◆ Activity
The required response is the number of lines in the entries that include the word "icon", with nothing added.
· · · · · · ·
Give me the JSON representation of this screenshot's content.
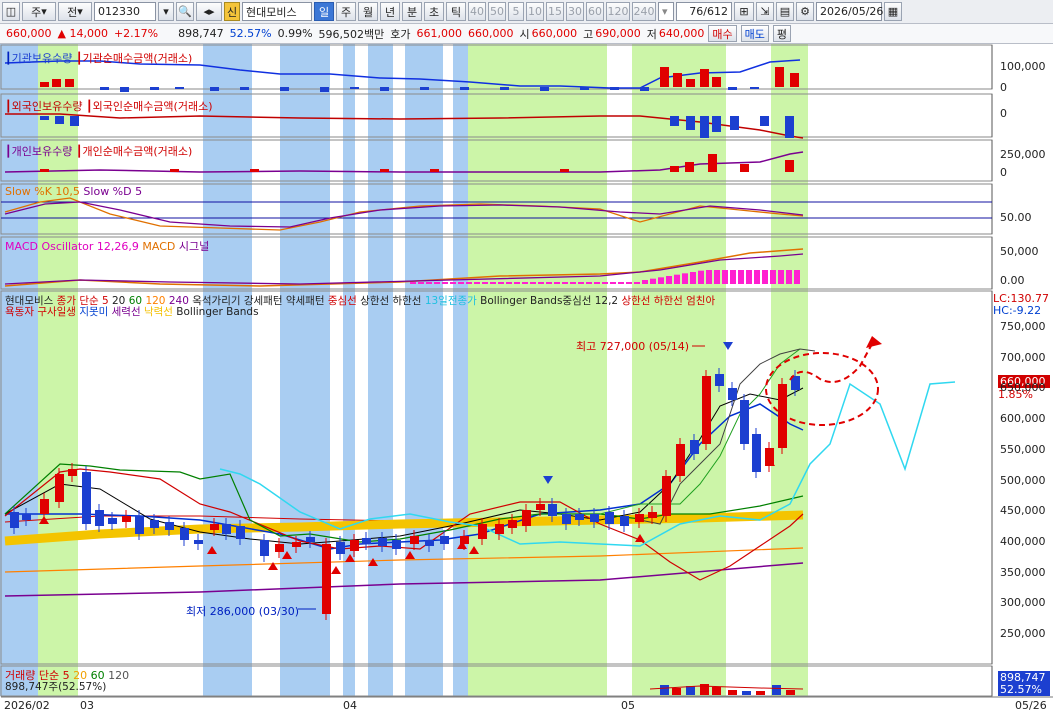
{
  "toolbar": {
    "type_select": "주",
    "period_select": "전",
    "code": "012330",
    "name_badge": "신",
    "stock_name": "현대모비스",
    "periods": [
      "일",
      "주",
      "월",
      "년",
      "분",
      "초",
      "틱"
    ],
    "active_period": "일",
    "minute_buttons": [
      "40",
      "50",
      "5",
      "10",
      "15",
      "30",
      "60",
      "120",
      "240"
    ],
    "counter": "76/612",
    "date": "2026/05/26"
  },
  "quote": {
    "price": "660,000",
    "change": "▲ 14,000",
    "change_pct": "+2.17%",
    "volume": "898,747",
    "vol_ratio": "52.57%",
    "turnover_pct": "0.99%",
    "amount": "596,502백만",
    "bid_label": "호가",
    "bid1": "661,000",
    "bid2": "660,000",
    "open_label": "시",
    "open": "660,000",
    "high_label": "고",
    "high": "690,000",
    "low_label": "저",
    "low": "640,000",
    "buy_btn": "매수",
    "sell_btn": "매도",
    "eval_btn": "평"
  },
  "panels": {
    "inst": {
      "l1": "기관보유수량",
      "l2": "기관순매수금액(거래소)",
      "ticks": [
        "100,000",
        "0"
      ]
    },
    "foreign": {
      "l1": "외국인보유수량",
      "l2": "외국인순매수금액(거래소)",
      "ticks": [
        "0"
      ]
    },
    "indiv": {
      "l1": "개인보유수량",
      "l2": "개인순매수금액(거래소)",
      "ticks": [
        "250,000",
        "0"
      ]
    },
    "stoch": {
      "l1": "Slow %K 10,5",
      "l2": "Slow %D 5",
      "ticks": [
        "50.00"
      ]
    },
    "macd": {
      "l1": "MACD Oscillator 12,26,9",
      "l2": "MACD",
      "l3": "시그널",
      "ticks": [
        "50,000",
        "0.00"
      ]
    },
    "price": {
      "legend1": [
        "현대모비스",
        "종가 단순 5",
        "20",
        "60",
        "120",
        "240",
        "옥석가리기 강세패턴",
        "약세패턴",
        "중심선",
        "상한선",
        "하한선",
        "13일전종가",
        "Bollinger Bands중심선 12,2",
        "상한선",
        "하한선",
        "엄친아"
      ],
      "legend2": [
        "욕동자",
        "구사일생",
        "지못미",
        "세력선",
        "낙력선",
        "Bollinger Bands"
      ],
      "lc": "LC:130.77",
      "hc": "HC:-9.22",
      "ticks": [
        "750,000",
        "700,000",
        "650,000",
        "600,000",
        "550,000",
        "500,000",
        "450,000",
        "400,000",
        "350,000",
        "300,000",
        "250,000"
      ],
      "price_tag": "660,000",
      "pct_tag": "1.85%",
      "max_label": "최고 727,000 (05/14)",
      "min_label": "최저 286,000 (03/30)"
    },
    "volume": {
      "l1": "거래량",
      "l2": "단순 5",
      "l3": "20",
      "l4": "60",
      "l5": "120",
      "value": "898,747주(52.57%)",
      "tag1": "898,747",
      "tag2": "52.57%"
    }
  },
  "xaxis": [
    "2026/02",
    "03",
    "04",
    "05",
    "05/26"
  ]
}
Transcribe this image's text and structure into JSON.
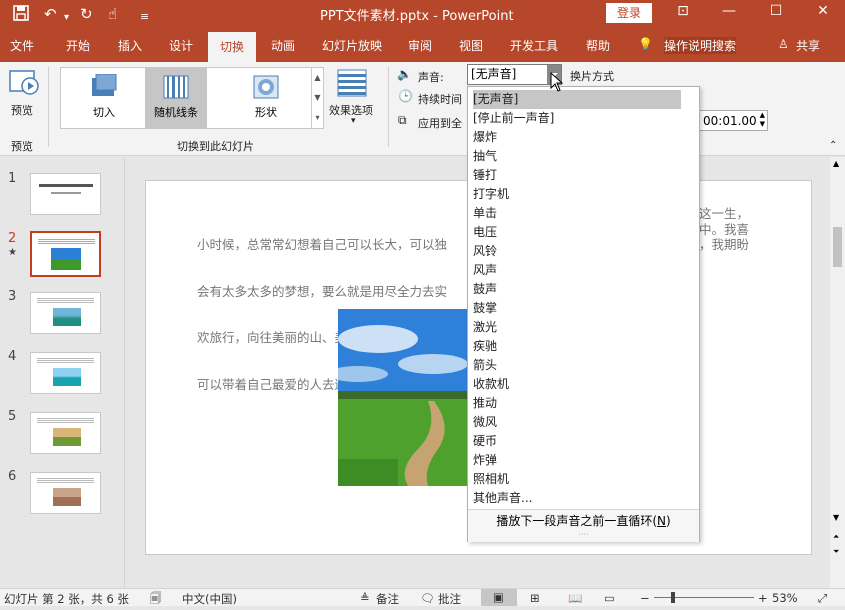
{
  "titlebar": {
    "title": "PPT文件素材.pptx - PowerPoint",
    "login": "登录",
    "save_icon": "save-icon",
    "undo_icon": "undo-icon",
    "redo_icon": "redo-icon",
    "touch_icon": "touch-icon",
    "more_icon": "more-icon"
  },
  "menu": {
    "items": [
      "文件",
      "开始",
      "插入",
      "设计",
      "切换",
      "动画",
      "幻灯片放映",
      "审阅",
      "视图",
      "开发工具",
      "帮助"
    ],
    "tell_me": "操作说明搜索",
    "share": "共享"
  },
  "ribbon": {
    "preview_label": "预览",
    "preview_group": "预览",
    "gallery": [
      "切入",
      "随机线条",
      "形状"
    ],
    "effect_options": "效果选项",
    "group_label": "切换到此幻灯片",
    "sound_label": "声音:",
    "sound_value": "[无声音]",
    "switch_mode": "换片方式",
    "duration_label": "持续时间",
    "apply_all": "应用到全",
    "time_value": "00:01.00"
  },
  "dropdown": {
    "items": [
      "[无声音]",
      "[停止前一声音]",
      "爆炸",
      "抽气",
      "锤打",
      "打字机",
      "单击",
      "电压",
      "风铃",
      "风声",
      "鼓声",
      "鼓掌",
      "激光",
      "疾驰",
      "箭头",
      "收款机",
      "推动",
      "微风",
      "硬币",
      "炸弹",
      "照相机",
      "其他声音..."
    ],
    "loop_option": "播放下一段声音之前一直循环(",
    "loop_key": "N",
    "loop_close": ")"
  },
  "slides": {
    "numbers": [
      "1",
      "2",
      "3",
      "4",
      "5",
      "6"
    ],
    "star": "★"
  },
  "slide": {
    "text_lines": [
      "小时候，总常常幻想着自己可以长大，可以独",
      "会有太多太多的梦想，要么就是用尽全力去实",
      "欢旅行，向往美丽的山、美丽的水，一见到大",
      "可以带着自己最爱的人去遨游世界，让他给自"
    ],
    "text_tail": [
      "这一生，",
      "中。我喜",
      "，我期盼",
      ""
    ]
  },
  "status": {
    "slide_info": "幻灯片 第 2 张，共 6 张",
    "language": "中文(中国)",
    "notes": "备注",
    "comments": "批注",
    "zoom": "53%"
  }
}
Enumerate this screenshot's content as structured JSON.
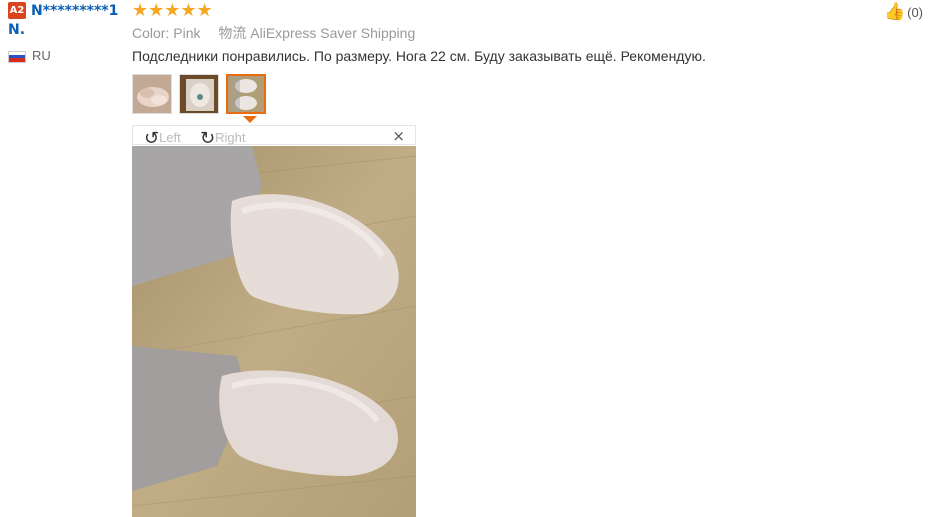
{
  "reviewer": {
    "level_badge": "A2",
    "name": "N*********1",
    "name_line2": "N.",
    "country": "RU"
  },
  "review": {
    "stars": "★★★★★",
    "rating": 5,
    "color_label": "Color:",
    "color_value": "Pink",
    "shipping_label": "物流",
    "shipping_value": "AliExpress Saver Shipping",
    "text": "Подследники понравились. По размеру. Нога 22 см. Буду заказывать ещё. Рекомендую.",
    "thumbnails": [
      "thumbnail-1",
      "thumbnail-2",
      "thumbnail-3"
    ],
    "active_thumbnail": 2
  },
  "viewer": {
    "rotate_left_label": "Left",
    "rotate_right_label": "Right",
    "close_symbol": "×"
  },
  "like": {
    "count": "(0)"
  },
  "colors": {
    "accent": "#e86d12",
    "name_blue": "#0a5fb4",
    "star": "#f6a623",
    "badge": "#d9451d"
  }
}
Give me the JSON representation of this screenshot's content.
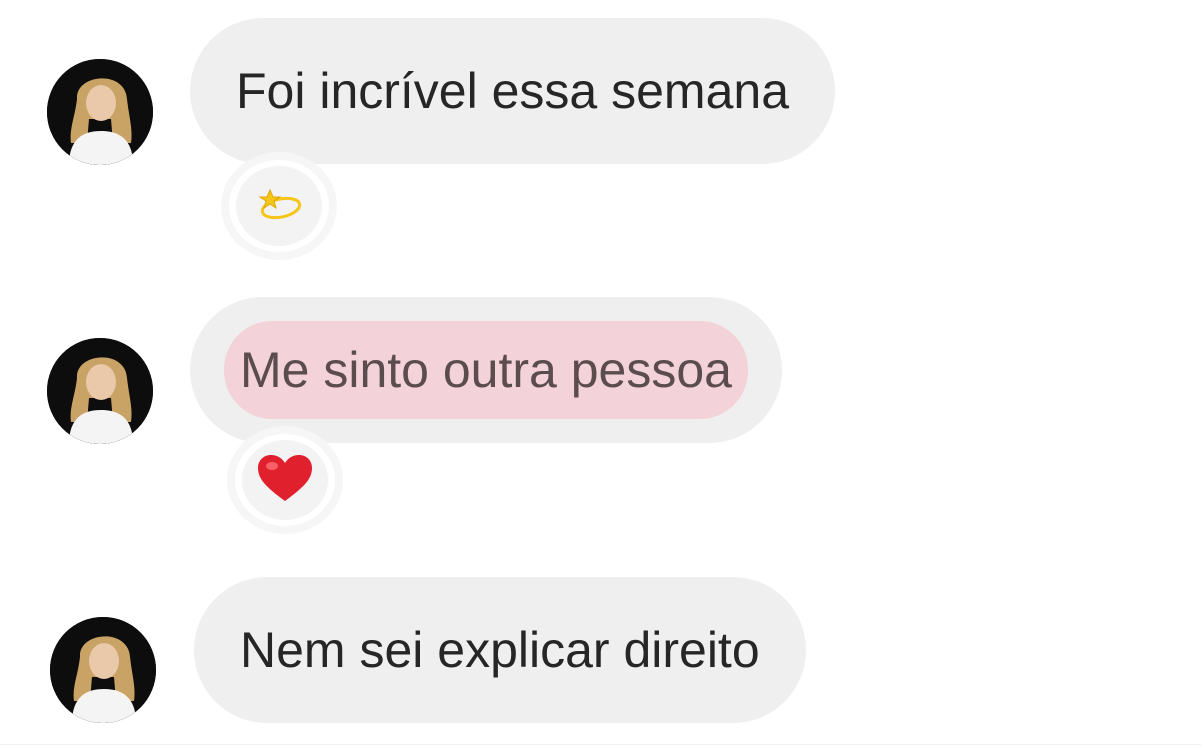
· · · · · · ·
◆ Exercise response
5